_What the task requires_
Each and every line of the data must appear exactly as given.

_The data_
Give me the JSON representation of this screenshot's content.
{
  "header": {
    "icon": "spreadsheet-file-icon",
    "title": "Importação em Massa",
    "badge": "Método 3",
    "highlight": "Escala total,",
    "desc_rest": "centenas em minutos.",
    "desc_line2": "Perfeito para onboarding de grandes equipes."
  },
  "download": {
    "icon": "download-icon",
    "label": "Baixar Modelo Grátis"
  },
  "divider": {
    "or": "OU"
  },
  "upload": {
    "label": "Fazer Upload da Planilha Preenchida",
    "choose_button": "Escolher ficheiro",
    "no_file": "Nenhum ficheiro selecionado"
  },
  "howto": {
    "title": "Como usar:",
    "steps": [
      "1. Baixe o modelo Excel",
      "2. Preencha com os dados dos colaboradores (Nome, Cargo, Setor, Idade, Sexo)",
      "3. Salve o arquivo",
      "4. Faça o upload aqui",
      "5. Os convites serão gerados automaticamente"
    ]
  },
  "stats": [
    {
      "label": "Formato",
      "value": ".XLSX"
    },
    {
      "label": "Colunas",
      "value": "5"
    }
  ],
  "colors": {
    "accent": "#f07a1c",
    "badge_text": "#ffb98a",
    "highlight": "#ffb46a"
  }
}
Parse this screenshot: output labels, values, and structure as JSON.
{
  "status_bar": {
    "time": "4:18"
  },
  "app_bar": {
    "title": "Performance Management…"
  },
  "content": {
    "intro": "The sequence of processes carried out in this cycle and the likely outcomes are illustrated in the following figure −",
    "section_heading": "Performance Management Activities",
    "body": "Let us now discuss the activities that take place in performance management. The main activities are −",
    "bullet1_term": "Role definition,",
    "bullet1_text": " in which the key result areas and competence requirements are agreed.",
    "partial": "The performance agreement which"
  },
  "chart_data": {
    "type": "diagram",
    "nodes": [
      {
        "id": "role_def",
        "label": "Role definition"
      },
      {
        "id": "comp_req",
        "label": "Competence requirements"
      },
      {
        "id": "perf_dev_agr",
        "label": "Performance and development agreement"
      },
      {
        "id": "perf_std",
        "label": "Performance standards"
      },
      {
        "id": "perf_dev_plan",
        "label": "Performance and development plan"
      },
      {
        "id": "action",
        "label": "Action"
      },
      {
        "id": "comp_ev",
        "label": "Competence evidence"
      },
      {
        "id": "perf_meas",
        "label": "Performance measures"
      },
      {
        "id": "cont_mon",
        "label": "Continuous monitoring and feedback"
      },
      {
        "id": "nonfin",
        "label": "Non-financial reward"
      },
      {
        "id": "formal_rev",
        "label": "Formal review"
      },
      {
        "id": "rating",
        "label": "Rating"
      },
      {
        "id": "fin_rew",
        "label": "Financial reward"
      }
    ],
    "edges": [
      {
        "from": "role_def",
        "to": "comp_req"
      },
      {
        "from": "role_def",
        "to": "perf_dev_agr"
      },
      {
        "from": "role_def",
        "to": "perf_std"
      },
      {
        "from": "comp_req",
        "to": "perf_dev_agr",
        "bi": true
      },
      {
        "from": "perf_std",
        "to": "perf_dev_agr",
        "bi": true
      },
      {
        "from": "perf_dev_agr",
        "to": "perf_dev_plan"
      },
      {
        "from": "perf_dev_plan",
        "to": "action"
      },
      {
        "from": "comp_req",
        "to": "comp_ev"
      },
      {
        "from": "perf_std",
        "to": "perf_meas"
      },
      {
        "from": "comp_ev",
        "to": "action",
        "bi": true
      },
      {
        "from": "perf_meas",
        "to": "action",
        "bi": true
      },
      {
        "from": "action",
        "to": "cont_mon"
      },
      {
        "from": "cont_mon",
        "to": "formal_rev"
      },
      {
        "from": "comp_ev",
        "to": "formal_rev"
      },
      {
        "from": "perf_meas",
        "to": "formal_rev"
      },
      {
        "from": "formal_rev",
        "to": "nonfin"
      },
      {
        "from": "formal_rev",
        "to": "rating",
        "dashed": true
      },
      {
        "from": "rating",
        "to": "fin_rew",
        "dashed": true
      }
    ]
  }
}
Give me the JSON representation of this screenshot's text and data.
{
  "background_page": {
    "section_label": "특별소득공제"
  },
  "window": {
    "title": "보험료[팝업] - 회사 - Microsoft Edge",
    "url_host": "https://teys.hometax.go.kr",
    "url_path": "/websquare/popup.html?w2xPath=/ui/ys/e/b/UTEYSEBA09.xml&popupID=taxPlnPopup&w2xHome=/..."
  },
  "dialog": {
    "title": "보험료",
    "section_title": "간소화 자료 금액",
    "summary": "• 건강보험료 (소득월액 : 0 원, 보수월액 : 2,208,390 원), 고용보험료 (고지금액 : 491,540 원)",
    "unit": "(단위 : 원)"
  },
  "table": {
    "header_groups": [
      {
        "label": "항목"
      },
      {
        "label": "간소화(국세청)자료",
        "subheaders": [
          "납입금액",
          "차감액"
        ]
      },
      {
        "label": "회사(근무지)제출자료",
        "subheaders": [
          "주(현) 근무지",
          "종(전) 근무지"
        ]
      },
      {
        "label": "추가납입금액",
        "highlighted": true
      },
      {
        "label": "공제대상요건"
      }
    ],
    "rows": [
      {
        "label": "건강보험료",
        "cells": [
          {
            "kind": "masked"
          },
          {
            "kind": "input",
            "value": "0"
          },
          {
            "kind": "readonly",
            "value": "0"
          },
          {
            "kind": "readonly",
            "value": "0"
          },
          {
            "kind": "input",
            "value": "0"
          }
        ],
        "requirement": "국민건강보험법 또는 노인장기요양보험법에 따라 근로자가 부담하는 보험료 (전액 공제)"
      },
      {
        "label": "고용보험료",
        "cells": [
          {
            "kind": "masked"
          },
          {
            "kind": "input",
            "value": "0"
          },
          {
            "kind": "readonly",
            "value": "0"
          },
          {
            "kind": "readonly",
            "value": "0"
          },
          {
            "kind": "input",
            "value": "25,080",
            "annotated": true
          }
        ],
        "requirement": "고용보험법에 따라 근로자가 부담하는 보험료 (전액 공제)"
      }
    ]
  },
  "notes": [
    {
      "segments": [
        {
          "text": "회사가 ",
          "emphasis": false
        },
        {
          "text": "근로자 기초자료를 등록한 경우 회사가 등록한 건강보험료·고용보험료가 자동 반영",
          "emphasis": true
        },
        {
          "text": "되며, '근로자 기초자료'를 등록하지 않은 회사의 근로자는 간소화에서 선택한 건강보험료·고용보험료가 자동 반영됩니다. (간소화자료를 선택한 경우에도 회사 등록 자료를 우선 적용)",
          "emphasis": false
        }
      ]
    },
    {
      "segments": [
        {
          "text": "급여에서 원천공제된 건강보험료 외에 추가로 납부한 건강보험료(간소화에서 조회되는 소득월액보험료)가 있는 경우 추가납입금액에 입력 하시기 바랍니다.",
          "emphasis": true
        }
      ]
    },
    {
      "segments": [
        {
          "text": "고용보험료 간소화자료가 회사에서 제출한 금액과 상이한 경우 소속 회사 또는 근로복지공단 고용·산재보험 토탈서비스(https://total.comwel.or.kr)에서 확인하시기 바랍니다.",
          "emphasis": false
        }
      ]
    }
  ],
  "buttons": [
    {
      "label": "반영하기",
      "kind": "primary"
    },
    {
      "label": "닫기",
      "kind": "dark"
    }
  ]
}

_Exercise response_
Give me the JSON representation of this screenshot's content.
{
  "header": {
    "icon": "spreadsheet-file-icon",
    "title": "Importação em Massa",
    "badge": "Método 3",
    "highlight": "Escala total,",
    "desc_rest": "centenas em minutos.",
    "desc_line2": "Perfeito para onboarding de grandes equipes."
  },
  "download": {
    "icon": "download-icon",
    "label": "Baixar Modelo Grátis"
  },
  "divider": {
    "or": "OU"
  },
  "upload": {
    "label": "Fazer Upload da Planilha Preenchida",
    "choose_button": "Escolher ficheiro",
    "no_file": "Nenhum ficheiro selecionado"
  },
  "howto": {
    "title": "Como usar:",
    "steps": [
      "1. Baixe o modelo Excel",
      "2. Preencha com os dados dos colaboradores (Nome, Cargo, Setor, Idade, Sexo)",
      "3. Salve o arquivo",
      "4. Faça o upload aqui",
      "5. Os convites serão gerados automaticamente"
    ]
  },
  "stats": [
    {
      "label": "Formato",
      "value": ".XLSX"
    },
    {
      "label": "Colunas",
      "value": "5"
    }
  ],
  "colors": {
    "accent": "#f07a1c",
    "badge_text": "#ffb98a",
    "highlight": "#ffb46a"
  }
}
Parse this screenshot: output labels, values, and structure as JSON.
{
  "status_bar": {
    "time": "4:18"
  },
  "app_bar": {
    "title": "Performance Management…"
  },
  "content": {
    "intro": "The sequence of processes carried out in this cycle and the likely outcomes are illustrated in the following figure −",
    "section_heading": "Performance Management Activities",
    "body": "Let us now discuss the activities that take place in performance management. The main activities are −",
    "bullet1_term": "Role definition,",
    "bullet1_text": " in which the key result areas and competence requirements are agreed.",
    "partial": "The performance agreement which"
  },
  "chart_data": {
    "type": "diagram",
    "nodes": [
      {
        "id": "role_def",
        "label": "Role definition"
      },
      {
        "id": "comp_req",
        "label": "Competence requirements"
      },
      {
        "id": "perf_dev_agr",
        "label": "Performance and development agreement"
      },
      {
        "id": "perf_std",
        "label": "Performance standards"
      },
      {
        "id": "perf_dev_plan",
        "label": "Performance and development plan"
      },
      {
        "id": "action",
        "label": "Action"
      },
      {
        "id": "comp_ev",
        "label": "Competence evidence"
      },
      {
        "id": "perf_meas",
        "label": "Performance measures"
      },
      {
        "id": "cont_mon",
        "label": "Continuous monitoring and feedback"
      },
      {
        "id": "nonfin",
        "label": "Non-financial reward"
      },
      {
        "id": "formal_rev",
        "label": "Formal review"
      },
      {
        "id": "rating",
        "label": "Rating"
      },
      {
        "id": "fin_rew",
        "label": "Financial reward"
      }
    ],
    "edges": [
      {
        "from": "role_def",
        "to": "comp_req"
      },
      {
        "from": "role_def",
        "to": "perf_dev_agr"
      },
      {
        "from": "role_def",
        "to": "perf_std"
      },
      {
        "from": "comp_req",
        "to": "perf_dev_agr",
        "bi": true
      },
      {
        "from": "perf_std",
        "to": "perf_dev_agr",
        "bi": true
      },
      {
        "from": "perf_dev_agr",
        "to": "perf_dev_plan"
      },
      {
        "from": "perf_dev_plan",
        "to": "action"
      },
      {
        "from": "comp_req",
        "to": "comp_ev"
      },
      {
        "from": "perf_std",
        "to": "perf_meas"
      },
      {
        "from": "comp_ev",
        "to": "action",
        "bi": true
      },
      {
        "from": "perf_meas",
        "to": "action",
        "bi": true
      },
      {
        "from": "action",
        "to": "cont_mon"
      },
      {
        "from": "cont_mon",
        "to": "formal_rev"
      },
      {
        "from": "comp_ev",
        "to": "formal_rev"
      },
      {
        "from": "perf_meas",
        "to": "formal_rev"
      },
      {
        "from": "formal_rev",
        "to": "nonfin"
      },
      {
        "from": "formal_rev",
        "to": "rating",
        "dashed": true
      },
      {
        "from": "rating",
        "to": "fin_rew",
        "dashed": true
      }
    ]
  }
}
Give me the JSON representation of this screenshot's text and data.
{
  "background_page": {
    "section_label": "특별소득공제"
  },
  "window": {
    "title": "보험료[팝업] - 회사 - Microsoft Edge",
    "url_host": "https://teys.hometax.go.kr",
    "url_path": "/websquare/popup.html?w2xPath=/ui/ys/e/b/UTEYSEBA09.xml&popupID=taxPlnPopup&w2xHome=/..."
  },
  "dialog": {
    "title": "보험료",
    "section_title": "간소화 자료 금액",
    "summary": "• 건강보험료 (소득월액 : 0 원, 보수월액 : 2,208,390 원), 고용보험료 (고지금액 : 491,540 원)",
    "unit": "(단위 : 원)"
  },
  "table": {
    "header_groups": [
      {
        "label": "항목"
      },
      {
        "label": "간소화(국세청)자료",
        "subheaders": [
          "납입금액",
          "차감액"
        ]
      },
      {
        "label": "회사(근무지)제출자료",
        "subheaders": [
          "주(현) 근무지",
          "종(전) 근무지"
        ]
      },
      {
        "label": "추가납입금액",
        "highlighted": true
      },
      {
        "label": "공제대상요건"
      }
    ],
    "rows": [
      {
        "label": "건강보험료",
        "cells": [
          {
            "kind": "masked"
          },
          {
            "kind": "input",
            "value": "0"
          },
          {
            "kind": "readonly",
            "value": "0"
          },
          {
            "kind": "readonly",
            "value": "0"
          },
          {
            "kind": "input",
            "value": "0"
          }
        ],
        "requirement": "국민건강보험법 또는 노인장기요양보험법에 따라 근로자가 부담하는 보험료 (전액 공제)"
      },
      {
        "label": "고용보험료",
        "cells": [
          {
            "kind": "masked"
          },
          {
            "kind": "input",
            "value": "0"
          },
          {
            "kind": "readonly",
            "value": "0"
          },
          {
            "kind": "readonly",
            "value": "0"
          },
          {
            "kind": "input",
            "value": "25,080",
            "annotated": true
          }
        ],
        "requirement": "고용보험법에 따라 근로자가 부담하는 보험료 (전액 공제)"
      }
    ]
  },
  "notes": [
    {
      "segments": [
        {
          "text": "회사가 ",
          "emphasis": false
        },
        {
          "text": "근로자 기초자료를 등록한 경우 회사가 등록한 건강보험료·고용보험료가 자동 반영",
          "emphasis": true
        },
        {
          "text": "되며, '근로자 기초자료'를 등록하지 않은 회사의 근로자는 간소화에서 선택한 건강보험료·고용보험료가 자동 반영됩니다. (간소화자료를 선택한 경우에도 회사 등록 자료를 우선 적용)",
          "emphasis": false
        }
      ]
    },
    {
      "segments": [
        {
          "text": "급여에서 원천공제된 건강보험료 외에 추가로 납부한 건강보험료(간소화에서 조회되는 소득월액보험료)가 있는 경우 추가납입금액에 입력 하시기 바랍니다.",
          "emphasis": true
        }
      ]
    },
    {
      "segments": [
        {
          "text": "고용보험료 간소화자료가 회사에서 제출한 금액과 상이한 경우 소속 회사 또는 근로복지공단 고용·산재보험 토탈서비스(https://total.comwel.or.kr)에서 확인하시기 바랍니다.",
          "emphasis": false
        }
      ]
    }
  ],
  "buttons": [
    {
      "label": "반영하기",
      "kind": "primary"
    },
    {
      "label": "닫기",
      "kind": "dark"
    }
  ]
}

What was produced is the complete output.